Reds start spring training, Bailey critical of timing
ASHLAND -- The Cincinnati Reds report to spring training Feb. 14 in Goodyear, Ariz., but pitcher Homer Bailey certainly is not in love with the idea.
Bailey said Saturday during a Reds Caravan visit to Fannin Motors that six weeks of spring training is far too long. One month, he said, would be plenty of time to prepare for the season.
"It's not like the old days," Bailey said. "Guys show up to spring training in shape, now. For me, it's a struggle not to stay in top shape in spring training."
In "the old days," the players didn't make the salaries today's players earn. The Major League minimum is $400,000 and Bailey made more than $5 million last season. Most players prior to the 1970s worked jobs outside of the baseball season. Selling insurance or driving taxis didn't leave much time to get in baseball shape, so six weeks of spring training helped players build up the stamina needed for a 162-game season.
"Players now are much stronger and more physically fit," Bailey said. "We can work out all year round. We don't need as much time to get ready."
RUN, REDS, RUN: Reds manager Bryan Price said one key difference in his philosophy and that of the man he replaced, Dusty Baker, is how aggressive he expects his team to be on the bases.

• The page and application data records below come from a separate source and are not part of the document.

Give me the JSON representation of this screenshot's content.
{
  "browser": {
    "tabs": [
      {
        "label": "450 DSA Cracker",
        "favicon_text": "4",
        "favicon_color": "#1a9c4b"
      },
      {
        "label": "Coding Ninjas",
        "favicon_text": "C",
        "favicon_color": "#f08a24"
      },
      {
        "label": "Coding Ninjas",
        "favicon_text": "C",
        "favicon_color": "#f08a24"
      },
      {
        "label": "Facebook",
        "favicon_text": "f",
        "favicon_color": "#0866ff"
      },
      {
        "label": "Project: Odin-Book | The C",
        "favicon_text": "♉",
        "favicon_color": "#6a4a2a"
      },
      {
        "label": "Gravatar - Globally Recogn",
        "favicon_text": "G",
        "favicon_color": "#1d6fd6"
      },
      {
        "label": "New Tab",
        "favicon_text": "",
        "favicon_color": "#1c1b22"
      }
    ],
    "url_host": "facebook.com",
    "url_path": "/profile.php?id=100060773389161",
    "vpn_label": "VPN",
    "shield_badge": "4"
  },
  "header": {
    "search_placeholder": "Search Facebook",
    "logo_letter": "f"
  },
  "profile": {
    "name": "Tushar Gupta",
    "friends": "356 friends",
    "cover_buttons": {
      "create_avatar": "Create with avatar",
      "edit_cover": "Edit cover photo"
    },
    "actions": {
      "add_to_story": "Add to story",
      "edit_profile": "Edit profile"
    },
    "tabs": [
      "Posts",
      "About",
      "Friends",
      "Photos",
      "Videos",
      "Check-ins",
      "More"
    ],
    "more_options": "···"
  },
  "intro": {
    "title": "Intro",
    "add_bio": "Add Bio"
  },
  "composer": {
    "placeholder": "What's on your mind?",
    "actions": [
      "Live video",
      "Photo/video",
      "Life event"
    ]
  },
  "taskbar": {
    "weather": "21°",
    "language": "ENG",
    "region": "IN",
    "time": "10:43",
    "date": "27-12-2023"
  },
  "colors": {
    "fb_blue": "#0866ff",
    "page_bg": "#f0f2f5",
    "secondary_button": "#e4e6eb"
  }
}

"We need to do a better job going from first to third," Price said. "We need to do a better job scoring from second base, getting bunts down. We need to increase our intensity."
Reds fans likely will be pleased to hear Price's comments on playing more intense baseball.

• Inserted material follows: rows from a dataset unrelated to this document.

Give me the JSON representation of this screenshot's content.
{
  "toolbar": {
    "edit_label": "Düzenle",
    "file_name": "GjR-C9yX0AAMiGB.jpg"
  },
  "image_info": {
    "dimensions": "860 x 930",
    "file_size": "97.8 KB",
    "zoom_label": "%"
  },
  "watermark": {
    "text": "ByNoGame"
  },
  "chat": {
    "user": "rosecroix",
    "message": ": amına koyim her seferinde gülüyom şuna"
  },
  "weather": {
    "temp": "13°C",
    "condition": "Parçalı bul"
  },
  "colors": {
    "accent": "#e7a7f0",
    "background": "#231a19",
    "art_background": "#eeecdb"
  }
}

Last season, the Reds lost their final seven games, including a one-game playoff at Pittsburgh. Through many of those games, especially the loss to the Pirates, the ball club appeared to be going through the motions.

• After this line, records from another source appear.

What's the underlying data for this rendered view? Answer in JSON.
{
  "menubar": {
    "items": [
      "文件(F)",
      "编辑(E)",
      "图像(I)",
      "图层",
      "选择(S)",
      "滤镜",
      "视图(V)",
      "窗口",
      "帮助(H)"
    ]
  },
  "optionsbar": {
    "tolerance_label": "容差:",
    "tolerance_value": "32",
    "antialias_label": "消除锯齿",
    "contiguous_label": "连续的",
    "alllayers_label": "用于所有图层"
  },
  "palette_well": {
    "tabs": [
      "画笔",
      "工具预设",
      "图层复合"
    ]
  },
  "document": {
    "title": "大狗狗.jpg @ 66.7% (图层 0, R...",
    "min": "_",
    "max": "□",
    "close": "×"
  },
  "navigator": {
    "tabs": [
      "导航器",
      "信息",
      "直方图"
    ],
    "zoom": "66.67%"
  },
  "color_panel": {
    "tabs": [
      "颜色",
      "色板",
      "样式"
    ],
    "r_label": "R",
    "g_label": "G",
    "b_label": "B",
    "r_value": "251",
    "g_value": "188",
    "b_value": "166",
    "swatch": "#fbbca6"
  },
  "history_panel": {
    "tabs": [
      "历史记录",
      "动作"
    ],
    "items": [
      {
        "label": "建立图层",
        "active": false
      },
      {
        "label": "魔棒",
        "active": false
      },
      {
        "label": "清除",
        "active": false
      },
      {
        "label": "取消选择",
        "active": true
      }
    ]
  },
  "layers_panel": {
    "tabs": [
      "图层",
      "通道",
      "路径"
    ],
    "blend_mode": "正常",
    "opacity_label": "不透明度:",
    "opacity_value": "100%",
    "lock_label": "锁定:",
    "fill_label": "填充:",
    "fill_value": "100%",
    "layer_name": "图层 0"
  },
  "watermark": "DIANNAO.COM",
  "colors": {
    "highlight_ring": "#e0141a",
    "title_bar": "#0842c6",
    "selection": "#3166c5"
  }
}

"We kind of fell flat at the end of the year," Price said. "We need to finish strong."
PRICE ADMIRES BAKER: Price said he learned a great deal from Baker and he considers the manager who led the Reds to three playoff appearances in four seasons a tough act to follow.
"Well, he won 1,500 games and I've won zero," said Price, who was Baker's pitching coach. "Dusty had an awful lot of success. I know I'm better after having been around him."
ASHLAND CONNECTION: Price is a good friend with Ashland native and former Major League pitcher Brandon Webb.
Price was a pitching coach with the Arizona Diamondbacks, for which Webb played from 2003 through 2009. Both live in Scottsdale, Ariz.
Price helped Webb try to return from a series of shoulder injuries, but the former University of Kentucky standout couldn't regain the velocity needed to resume his career.
"Brandon made every effort to make a comeback," Price said. "He did everything before he realized it just wasn't going to happen. He's a tremendous guy."
DOWN ON THE FARM: Price said he is pleased with the starting pitching depth the Reds have added to the minor leagues during the offseason.
Cincinnati signed free agents Jeff Francis and Chien-Ming Wang. The Reds also acquired promising lefthander David Holmberg from Arizona in a three-team trade that sent catcher Ryan Hannigan to Tampa Bay.
"It's good to have those guys available," Price said. 'You're going to need pitching depth and we're pleased to have these guys."
Wang, 33, signed a minor league deal with an invitation to spring training. Wang was a standout with the New York Yankees from 2005 through 2008, going 54-20 with a 3.79 earned run average.
Injuries, though, since have hindered Wang's comeback attempts with Washington and Toronto. Last season with Toronto, Wang went 1-2 with a 7.67 ERA
Francis, 33, went 3-5 with a 6.27 ERA last season for the Colorado Rockies.
Holmberg, 22, Went 5-8 with a 2.75 ERA at Class AA Mobile last season. He made one appearance with the Diamondbacks, but was not involved in the decision.
The Herald-Dispatch welcomes your comments on this article, but please be civil. Avoid profanity, obscenity, personal attacks, accusations of criminal activity, name-calling or insults to the other posters. Herald-dispatch.com does not control or monitor comments as they are posted, but if you find a comment offensive or uncivil, hover your mouse over the comment and click the X that appears in the upper right of the comment. If you do not want your comment to post to your personal Facebook page, uncheck the box below the comment.